While spend­ing most of his aca­d­e­m­ic career focused on Europe, Andy became thor­ough­ly Amer­i­can­ized, speak­ing, by his own esti­ma­tion, an accent­less ver­sion of U.S. Eng­lish. He also became cul­tur­al­ly an Amer­i­can Jew, through the influ­ence of a grad­u­ate school friend (a Cana­di­an-born Ortho­dox Jew no less), some­thing dif­fer­ent from his assim­i­lat­ed Euro­pean upbring­ing In Europe. Read­ers inter­est­ed in the com­par­a­tive cul­tures of Euro­pean and Amer­i­can Jew­ry will find this sec­tion of the book most engag­ing. Andy’s progress through Amer­i­can acad­e­mia and the estab­lish­ment of his pro­duc­tive, schol­ar­ly resumé might be of less inter­est to gen­er­al read­ers, but it is here that Andy demon­strates the chutz­pah that per­mit­ted him to gain admis­sion to the Cen­ter for Euro­pean Stud­ies at Har­vard, from which he launched his wide-rang­ing stud­ies and became a semi-celebri­ty in Ger­many. His speak­ing a charm­ing Vien­nese-accent­ed Ger­man helped a great deal.

The great Jew­ish his­to­ri­an Salo Baron defined the lachry­mose school of Jew­ish his­to­ri­og­ra­phy,” that long litany of suf­fer­ing and per­se­cu­tion that for many defines Jew­ish life and his­to­ry. Andy Markovits’s mem­oir is the anti­dote to that school: a sun­ny, opti­mistic, and uplift­ing read. It doesn’t gloss over the sad­ness of post-War Europe, but it shows how that lost world could pro­duce a vital future and how a state­less, root­less per­son could nonethe­less turn that con­di­tion into a ful­filled life.

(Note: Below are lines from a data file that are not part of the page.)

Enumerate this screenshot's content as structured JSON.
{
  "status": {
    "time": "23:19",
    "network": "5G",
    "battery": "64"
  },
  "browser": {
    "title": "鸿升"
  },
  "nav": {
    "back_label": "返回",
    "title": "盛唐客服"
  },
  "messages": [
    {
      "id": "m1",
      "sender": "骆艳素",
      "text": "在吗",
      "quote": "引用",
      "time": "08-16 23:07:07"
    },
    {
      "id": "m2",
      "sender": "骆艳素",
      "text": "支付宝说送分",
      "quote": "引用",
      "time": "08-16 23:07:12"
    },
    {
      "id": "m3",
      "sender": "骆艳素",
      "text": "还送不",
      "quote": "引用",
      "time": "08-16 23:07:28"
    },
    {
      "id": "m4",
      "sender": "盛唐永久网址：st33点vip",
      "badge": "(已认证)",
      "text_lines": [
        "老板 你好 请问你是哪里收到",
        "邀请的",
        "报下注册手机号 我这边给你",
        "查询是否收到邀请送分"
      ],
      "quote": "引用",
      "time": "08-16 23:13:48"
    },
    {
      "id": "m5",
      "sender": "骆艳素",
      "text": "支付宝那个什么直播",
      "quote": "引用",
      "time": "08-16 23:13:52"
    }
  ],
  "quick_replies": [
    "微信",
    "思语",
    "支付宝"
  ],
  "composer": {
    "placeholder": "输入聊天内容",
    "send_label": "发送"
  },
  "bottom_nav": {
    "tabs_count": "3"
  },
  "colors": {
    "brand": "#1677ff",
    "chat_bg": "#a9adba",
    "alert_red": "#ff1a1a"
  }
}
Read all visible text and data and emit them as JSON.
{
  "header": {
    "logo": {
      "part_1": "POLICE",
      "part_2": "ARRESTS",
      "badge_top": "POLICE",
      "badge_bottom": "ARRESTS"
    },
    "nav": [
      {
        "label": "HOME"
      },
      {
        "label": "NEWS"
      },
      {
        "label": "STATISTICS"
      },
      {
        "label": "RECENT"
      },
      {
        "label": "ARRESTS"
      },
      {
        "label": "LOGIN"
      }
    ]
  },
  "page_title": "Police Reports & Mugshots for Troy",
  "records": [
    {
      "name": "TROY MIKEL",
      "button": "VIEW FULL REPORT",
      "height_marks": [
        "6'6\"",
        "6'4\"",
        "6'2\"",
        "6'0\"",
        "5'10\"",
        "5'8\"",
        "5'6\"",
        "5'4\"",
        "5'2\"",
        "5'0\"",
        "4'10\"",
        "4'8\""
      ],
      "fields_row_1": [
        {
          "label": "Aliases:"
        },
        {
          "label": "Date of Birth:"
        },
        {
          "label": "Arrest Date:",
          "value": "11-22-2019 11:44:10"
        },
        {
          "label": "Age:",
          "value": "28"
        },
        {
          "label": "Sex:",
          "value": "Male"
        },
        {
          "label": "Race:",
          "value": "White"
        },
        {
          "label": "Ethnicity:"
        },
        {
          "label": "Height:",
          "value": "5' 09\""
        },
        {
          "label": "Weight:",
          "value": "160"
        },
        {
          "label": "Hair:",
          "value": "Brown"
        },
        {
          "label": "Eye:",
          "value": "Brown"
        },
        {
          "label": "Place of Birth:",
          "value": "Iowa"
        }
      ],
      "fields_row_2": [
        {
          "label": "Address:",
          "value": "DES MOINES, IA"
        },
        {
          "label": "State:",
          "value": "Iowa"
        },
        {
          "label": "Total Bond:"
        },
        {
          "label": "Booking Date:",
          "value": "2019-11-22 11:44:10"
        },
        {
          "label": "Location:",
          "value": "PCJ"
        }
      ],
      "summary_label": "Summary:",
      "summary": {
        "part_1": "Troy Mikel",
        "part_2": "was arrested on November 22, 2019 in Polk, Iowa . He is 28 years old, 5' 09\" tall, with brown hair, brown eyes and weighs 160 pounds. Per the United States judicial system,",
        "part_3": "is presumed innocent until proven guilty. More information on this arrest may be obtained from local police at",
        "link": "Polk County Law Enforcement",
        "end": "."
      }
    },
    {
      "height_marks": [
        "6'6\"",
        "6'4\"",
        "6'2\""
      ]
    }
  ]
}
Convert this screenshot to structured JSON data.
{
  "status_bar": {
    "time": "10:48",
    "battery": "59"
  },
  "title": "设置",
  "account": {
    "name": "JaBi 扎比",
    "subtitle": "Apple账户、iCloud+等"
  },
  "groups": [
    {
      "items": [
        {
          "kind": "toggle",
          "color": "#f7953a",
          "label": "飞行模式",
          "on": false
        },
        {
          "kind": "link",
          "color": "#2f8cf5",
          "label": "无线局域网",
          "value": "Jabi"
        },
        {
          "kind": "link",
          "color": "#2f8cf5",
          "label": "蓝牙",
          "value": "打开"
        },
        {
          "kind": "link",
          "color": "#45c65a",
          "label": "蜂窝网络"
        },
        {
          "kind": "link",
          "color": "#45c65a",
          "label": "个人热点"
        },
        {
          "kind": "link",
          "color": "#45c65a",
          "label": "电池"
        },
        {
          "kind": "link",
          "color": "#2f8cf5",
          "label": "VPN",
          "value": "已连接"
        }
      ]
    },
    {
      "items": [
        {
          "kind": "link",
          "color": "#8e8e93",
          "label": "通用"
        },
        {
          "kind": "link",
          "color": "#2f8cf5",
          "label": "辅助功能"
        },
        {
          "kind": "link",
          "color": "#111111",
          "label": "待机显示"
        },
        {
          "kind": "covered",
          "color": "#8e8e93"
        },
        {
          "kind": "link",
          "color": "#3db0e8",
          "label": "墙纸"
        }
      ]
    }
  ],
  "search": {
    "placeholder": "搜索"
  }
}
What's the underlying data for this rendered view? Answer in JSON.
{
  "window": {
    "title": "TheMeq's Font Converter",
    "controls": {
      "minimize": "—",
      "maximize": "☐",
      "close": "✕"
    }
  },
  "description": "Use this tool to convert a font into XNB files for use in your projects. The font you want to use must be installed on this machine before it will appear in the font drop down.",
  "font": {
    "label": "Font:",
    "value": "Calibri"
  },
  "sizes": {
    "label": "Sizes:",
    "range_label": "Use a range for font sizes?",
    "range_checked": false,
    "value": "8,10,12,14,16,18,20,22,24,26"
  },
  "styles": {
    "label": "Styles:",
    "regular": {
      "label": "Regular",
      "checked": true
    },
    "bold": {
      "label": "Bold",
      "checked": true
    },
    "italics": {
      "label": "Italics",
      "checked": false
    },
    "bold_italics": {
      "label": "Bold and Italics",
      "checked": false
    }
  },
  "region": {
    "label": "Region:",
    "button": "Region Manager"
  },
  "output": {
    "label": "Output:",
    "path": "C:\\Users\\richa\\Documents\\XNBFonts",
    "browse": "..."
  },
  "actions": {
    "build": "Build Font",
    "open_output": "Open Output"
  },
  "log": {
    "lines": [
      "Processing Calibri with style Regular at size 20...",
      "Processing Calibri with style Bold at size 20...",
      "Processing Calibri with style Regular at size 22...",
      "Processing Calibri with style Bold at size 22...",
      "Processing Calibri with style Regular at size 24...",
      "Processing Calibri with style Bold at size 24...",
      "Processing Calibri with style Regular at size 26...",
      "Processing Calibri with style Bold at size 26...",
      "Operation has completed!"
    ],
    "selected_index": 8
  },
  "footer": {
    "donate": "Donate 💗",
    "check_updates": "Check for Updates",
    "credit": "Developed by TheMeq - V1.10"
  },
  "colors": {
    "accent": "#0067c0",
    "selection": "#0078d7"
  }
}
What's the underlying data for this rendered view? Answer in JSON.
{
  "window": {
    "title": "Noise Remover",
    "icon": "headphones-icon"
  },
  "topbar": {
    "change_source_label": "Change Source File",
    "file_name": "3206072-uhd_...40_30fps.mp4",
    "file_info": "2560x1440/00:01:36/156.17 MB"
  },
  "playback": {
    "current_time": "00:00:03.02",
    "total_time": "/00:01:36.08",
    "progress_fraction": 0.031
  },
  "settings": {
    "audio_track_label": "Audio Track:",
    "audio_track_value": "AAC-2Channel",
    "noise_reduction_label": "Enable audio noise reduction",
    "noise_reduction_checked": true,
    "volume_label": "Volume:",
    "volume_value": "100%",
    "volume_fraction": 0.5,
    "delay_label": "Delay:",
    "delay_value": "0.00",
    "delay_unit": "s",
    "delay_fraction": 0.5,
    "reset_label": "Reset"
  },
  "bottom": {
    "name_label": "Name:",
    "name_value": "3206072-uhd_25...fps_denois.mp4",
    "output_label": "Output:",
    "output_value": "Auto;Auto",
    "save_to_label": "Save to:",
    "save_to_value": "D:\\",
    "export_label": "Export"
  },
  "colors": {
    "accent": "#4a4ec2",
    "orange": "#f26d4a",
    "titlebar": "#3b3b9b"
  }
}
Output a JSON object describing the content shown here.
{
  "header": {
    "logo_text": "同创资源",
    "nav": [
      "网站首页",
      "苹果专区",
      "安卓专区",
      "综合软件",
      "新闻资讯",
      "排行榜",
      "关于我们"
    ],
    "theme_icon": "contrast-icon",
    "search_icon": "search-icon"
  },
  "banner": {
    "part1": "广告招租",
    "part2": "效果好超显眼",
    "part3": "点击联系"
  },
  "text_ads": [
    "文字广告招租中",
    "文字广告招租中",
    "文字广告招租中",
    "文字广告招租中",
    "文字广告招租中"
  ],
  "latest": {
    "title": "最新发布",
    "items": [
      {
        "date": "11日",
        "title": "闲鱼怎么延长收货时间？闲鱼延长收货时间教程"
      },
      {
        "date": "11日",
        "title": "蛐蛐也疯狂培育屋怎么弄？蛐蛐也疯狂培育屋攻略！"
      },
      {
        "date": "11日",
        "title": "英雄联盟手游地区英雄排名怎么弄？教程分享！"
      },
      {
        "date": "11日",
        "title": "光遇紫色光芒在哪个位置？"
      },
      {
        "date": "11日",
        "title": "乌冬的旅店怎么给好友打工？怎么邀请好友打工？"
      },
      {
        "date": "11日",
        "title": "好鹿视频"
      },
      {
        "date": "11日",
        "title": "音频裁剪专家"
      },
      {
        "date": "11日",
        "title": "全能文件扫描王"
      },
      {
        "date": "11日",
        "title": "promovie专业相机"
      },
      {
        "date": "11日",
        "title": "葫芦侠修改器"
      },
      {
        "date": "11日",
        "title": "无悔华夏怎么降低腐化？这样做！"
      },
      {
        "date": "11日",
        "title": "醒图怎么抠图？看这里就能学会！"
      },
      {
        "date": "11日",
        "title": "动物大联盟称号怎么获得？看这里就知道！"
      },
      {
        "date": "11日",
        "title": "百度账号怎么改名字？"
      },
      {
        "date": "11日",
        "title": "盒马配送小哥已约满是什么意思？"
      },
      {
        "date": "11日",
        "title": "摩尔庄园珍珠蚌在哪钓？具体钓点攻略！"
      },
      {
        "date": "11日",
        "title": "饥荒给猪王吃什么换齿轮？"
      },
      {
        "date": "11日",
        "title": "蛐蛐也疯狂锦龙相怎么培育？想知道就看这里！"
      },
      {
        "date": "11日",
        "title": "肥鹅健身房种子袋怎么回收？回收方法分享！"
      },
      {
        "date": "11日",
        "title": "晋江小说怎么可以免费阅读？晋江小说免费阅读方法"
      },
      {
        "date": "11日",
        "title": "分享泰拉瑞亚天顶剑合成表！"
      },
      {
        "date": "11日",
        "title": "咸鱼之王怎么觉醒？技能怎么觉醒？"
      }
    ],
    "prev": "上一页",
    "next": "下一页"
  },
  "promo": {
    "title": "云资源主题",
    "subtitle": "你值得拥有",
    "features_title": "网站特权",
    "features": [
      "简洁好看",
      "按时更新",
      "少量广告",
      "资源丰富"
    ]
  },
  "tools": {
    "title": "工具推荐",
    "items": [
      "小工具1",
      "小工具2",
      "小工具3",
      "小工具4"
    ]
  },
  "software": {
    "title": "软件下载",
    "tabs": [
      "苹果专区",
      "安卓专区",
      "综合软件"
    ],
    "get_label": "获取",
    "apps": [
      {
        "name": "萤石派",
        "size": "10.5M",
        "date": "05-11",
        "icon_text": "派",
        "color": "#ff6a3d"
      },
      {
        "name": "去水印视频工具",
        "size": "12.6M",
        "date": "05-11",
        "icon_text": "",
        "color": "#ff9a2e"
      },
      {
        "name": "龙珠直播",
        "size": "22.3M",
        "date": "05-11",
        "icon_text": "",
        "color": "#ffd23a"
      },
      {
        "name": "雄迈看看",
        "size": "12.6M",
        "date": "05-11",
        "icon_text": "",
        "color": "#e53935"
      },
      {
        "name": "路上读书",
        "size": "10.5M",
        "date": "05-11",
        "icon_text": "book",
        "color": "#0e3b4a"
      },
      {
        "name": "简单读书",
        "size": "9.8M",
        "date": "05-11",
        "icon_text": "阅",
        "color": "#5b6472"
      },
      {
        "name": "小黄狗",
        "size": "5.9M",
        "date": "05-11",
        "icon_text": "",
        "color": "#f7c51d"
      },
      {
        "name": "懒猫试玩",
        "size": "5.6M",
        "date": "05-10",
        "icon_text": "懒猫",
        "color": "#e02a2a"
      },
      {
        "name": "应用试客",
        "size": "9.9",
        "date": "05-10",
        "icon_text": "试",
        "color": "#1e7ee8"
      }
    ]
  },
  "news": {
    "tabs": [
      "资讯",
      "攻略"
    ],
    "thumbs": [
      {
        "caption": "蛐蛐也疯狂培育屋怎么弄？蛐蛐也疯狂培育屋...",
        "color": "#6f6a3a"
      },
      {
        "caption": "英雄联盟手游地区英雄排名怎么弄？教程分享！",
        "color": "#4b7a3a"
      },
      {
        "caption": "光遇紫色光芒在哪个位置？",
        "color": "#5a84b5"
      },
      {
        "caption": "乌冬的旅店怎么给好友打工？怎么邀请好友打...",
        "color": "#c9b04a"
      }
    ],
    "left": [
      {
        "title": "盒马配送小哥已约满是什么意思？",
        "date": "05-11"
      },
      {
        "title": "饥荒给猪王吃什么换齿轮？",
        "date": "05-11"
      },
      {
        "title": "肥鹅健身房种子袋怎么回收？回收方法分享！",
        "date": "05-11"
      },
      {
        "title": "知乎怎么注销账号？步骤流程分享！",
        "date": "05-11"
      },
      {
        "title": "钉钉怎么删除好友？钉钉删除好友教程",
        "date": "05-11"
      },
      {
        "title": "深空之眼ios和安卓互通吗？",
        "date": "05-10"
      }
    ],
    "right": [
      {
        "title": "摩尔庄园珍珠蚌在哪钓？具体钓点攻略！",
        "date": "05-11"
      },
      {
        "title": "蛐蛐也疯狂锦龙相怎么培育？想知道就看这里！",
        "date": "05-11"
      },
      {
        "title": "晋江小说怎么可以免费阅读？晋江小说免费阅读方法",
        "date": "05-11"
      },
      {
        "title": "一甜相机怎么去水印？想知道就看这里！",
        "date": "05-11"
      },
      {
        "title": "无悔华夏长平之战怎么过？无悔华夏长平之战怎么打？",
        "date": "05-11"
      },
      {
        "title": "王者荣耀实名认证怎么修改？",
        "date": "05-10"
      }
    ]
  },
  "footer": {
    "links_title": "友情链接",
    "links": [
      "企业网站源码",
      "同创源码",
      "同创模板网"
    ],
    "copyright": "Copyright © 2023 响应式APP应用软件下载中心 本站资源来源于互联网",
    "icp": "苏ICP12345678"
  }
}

Mar­tin Green is pro­fes­sor emer­i­tus at Fair­leigh Dick­in­son Uni­ver­si­ty, where he taught lit­er­a­ture and media stud­ies. He is work­ing on a book about Amer­i­can pop­u­lar peri­od­i­cals in the 1920s.

Discussion Questions